Everybody knows it. Nobody cares.
They don’t seem to anyway. Fellow students either knowingly chuckle or silently stew. Professors are clueless, impervious or accessories to the crime. Or maybe they are just scared. Like the janitors at Penn State.
The fans? Please. They only care about winning.
They might pay lip service to academics, but they won’t pay for tickets if Coach X’s winning percentage sinks below his graduation rate.
Some people do care about academics, of course, and that includes more than a few coaches and athletics directors. Problem is, they don’t care enough. They can’t afford to.
They aren’t paid to produce scholars. They are paid to win bowl games and make Final Fours. They are paid, above all, to make sure their school gets paid. And by “school” I mean “athletic department,” the quasi-professional entertainment company that exists as a tax-sheltered subsidiary of a large education corporation.
Tar Heels Inc., d/b/a University of North Carolina Athletics.
All of which begs a question: Which activity is extracurricular, the books or the balls?
Feel free to substitute the name of whatever d/b/a adorns your cap or car flag. They are pretty much all the same when it comes to the real sport, moneyball.
Europeans have always known that higher learning and advanced athletics are inherently incompatible. And they are probably right. The hybrid species America has engineered is certifiably insane.

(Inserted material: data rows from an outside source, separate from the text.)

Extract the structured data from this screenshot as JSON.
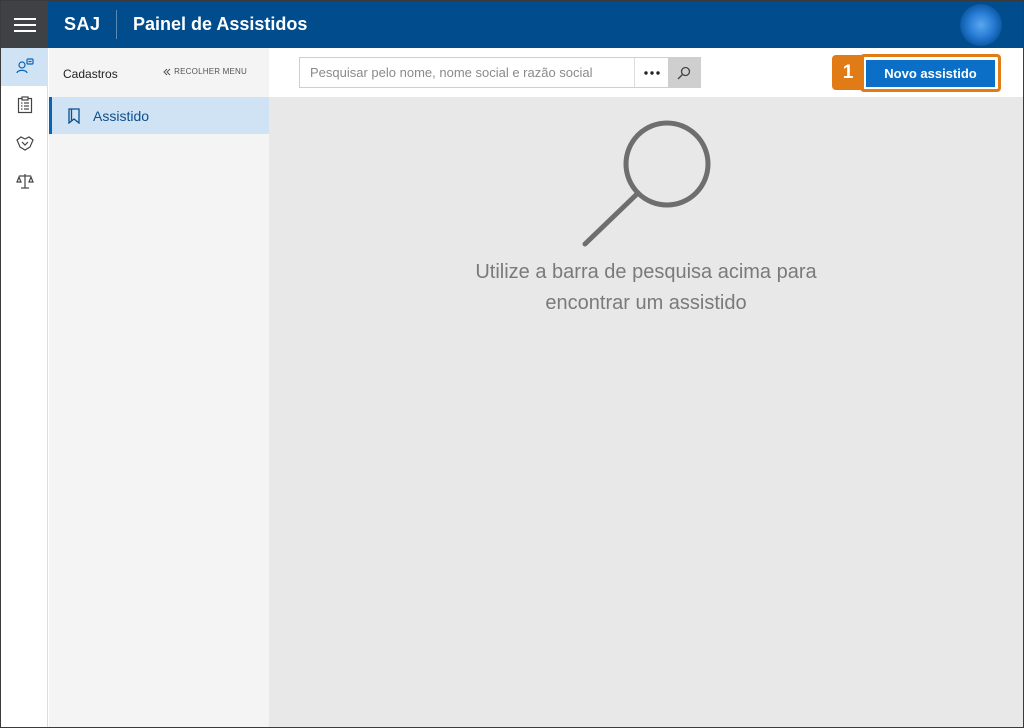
{
  "header": {
    "brand": "SAJ",
    "title": "Painel de Assistidos",
    "hamburger_icon": "hamburger-icon",
    "avatar_icon": "avatar",
    "color": "#004c8c"
  },
  "rail": {
    "items": [
      {
        "icon": "user-search-icon",
        "active": true
      },
      {
        "icon": "clipboard-list-icon",
        "active": false
      },
      {
        "icon": "handshake-icon",
        "active": false
      },
      {
        "icon": "scales-icon",
        "active": false
      }
    ]
  },
  "menu": {
    "title": "Cadastros",
    "collapse_label": "RECOLHER MENU",
    "items": [
      {
        "label": "Assistido",
        "icon": "bookmark-icon",
        "active": true
      }
    ]
  },
  "toolbar": {
    "search_placeholder": "Pesquisar pelo nome, nome social e razão social",
    "search_value": "",
    "more_label": "•••",
    "new_button_label": "Novo assistido",
    "callout_number": "1",
    "accent_color": "#0b6fc7",
    "callout_color": "#e07b16"
  },
  "empty_state": {
    "line1": "Utilize a barra de pesquisa acima para",
    "line2": "encontrar um assistido",
    "icon": "magnifier-icon"
  }
}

The Big Ten has 12 members; the Big 12 has 10.
Boise, Idaho has a team in the Big East. Pittsburgh, Pa., has one in the Atlantic Coast.
Basketball coaches who wear Johnston & Murphy pocket millions to make players wear Nike and adidas.
Players get excommunicated for accepting a $100 tattoo.
The sprawling, galling mess can best be summarized by paraphrasing the work of another Louisville boy, Ned Beatty.
In “Network,” Beatty played the chairman of an international conglomerate whose holdings include a TV network. The network’s biggest star is a bipolar anchorman.
The anchorman is in dutch with the boss for outing a shady business deal.
Pretend for a minute that Beatty is Bill Hancock, executive director of the BCS. Pretend you are the anchorman. You pine for college sports to return to a perfect past that never existed but seems greatly preferable to the money-drunk, geographically addled present.
Prepare to be bawled out by He Who Sees The Truth.
You are an old man who thinks in terms of regions and conferences and teams. There are no conferences. There are no teams.
There are no Wildcats, no Cardinals, no Big Ten, no Pac-10, no CBS, TBS or ESPN. There is only one holistic system of systems: one vast, interwoven, interactive, multivariate, multi-state dominion of dollars.
That is the natural order of college sports today. That is the atomic and subatomic and galactic structure of things today.
Now make yourself useful. Go to DuckStore.com and buy an official University of Oregon replica football jersey.
The coaches need a new massage table.
(Author’s note: If you haven’t seen “Network,” do so. Now. It’s wicked smart, savagely funny and uncannily clairvoyant regarding the TV industry. And it ranks 64th on AFI’s list of the 100 greatest American films.)